## Task inputs
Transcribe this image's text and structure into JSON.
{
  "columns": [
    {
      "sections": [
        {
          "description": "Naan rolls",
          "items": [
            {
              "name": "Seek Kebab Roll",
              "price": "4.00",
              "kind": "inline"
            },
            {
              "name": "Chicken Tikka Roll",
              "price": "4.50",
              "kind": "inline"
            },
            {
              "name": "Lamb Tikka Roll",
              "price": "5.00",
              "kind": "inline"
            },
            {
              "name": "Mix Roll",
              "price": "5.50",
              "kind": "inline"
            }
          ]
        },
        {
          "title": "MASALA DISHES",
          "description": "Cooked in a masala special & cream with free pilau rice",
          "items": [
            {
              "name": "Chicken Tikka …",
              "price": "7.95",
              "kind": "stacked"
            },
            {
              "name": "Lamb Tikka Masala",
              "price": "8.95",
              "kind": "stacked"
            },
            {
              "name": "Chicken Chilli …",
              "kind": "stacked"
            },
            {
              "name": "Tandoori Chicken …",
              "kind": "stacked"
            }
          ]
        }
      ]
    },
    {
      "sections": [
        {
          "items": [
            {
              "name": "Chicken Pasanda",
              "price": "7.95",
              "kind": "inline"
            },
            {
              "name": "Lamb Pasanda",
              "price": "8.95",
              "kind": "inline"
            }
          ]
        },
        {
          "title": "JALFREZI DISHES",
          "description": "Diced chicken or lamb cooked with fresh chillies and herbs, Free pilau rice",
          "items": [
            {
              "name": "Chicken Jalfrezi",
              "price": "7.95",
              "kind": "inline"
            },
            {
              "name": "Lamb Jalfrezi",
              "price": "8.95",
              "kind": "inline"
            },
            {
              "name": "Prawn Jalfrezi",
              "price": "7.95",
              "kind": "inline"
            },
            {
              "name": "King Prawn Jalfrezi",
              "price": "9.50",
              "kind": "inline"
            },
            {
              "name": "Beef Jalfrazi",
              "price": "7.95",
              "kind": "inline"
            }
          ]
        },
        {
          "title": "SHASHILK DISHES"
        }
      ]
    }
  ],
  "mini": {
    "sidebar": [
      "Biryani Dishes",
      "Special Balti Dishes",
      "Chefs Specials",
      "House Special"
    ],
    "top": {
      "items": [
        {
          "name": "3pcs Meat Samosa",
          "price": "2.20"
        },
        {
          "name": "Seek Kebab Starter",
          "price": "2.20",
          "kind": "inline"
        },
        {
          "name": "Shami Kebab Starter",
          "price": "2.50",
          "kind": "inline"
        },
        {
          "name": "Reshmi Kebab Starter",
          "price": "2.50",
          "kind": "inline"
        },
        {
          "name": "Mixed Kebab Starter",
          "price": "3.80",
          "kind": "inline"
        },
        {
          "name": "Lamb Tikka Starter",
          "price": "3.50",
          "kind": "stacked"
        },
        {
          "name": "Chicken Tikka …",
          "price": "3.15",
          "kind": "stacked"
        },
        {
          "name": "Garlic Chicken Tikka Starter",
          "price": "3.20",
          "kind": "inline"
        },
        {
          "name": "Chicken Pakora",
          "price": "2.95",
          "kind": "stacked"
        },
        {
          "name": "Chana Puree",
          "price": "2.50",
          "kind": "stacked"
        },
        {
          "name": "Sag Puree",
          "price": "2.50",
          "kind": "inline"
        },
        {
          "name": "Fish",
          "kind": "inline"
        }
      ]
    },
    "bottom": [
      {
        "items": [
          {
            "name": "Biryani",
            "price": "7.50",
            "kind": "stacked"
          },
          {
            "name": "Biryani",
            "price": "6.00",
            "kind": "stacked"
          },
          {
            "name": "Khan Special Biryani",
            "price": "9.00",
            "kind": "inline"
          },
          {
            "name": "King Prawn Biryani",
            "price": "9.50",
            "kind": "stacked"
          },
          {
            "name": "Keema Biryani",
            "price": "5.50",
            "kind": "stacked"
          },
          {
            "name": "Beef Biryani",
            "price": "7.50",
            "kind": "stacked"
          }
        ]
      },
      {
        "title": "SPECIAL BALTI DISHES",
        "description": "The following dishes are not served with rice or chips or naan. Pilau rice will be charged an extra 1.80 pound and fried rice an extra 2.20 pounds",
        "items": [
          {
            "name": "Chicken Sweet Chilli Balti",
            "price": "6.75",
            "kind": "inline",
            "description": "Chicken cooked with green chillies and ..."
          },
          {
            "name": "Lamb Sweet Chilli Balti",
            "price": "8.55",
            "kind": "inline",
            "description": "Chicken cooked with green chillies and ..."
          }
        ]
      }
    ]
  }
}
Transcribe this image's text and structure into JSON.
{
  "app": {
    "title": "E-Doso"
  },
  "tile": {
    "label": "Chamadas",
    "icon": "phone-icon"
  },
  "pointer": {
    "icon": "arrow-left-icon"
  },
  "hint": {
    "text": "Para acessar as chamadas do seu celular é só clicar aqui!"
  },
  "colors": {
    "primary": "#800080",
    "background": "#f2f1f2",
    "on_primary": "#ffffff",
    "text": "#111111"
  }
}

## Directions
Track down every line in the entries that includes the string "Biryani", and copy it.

## Your solution
      "Biryani Dishes",
            "name": "Biryani",
            "name": "Biryani",
            "name": "Khan Special Biryani",
            "name": "King Prawn Biryani",
            "name": "Keema Biryani",
            "name": "Beef Biryani",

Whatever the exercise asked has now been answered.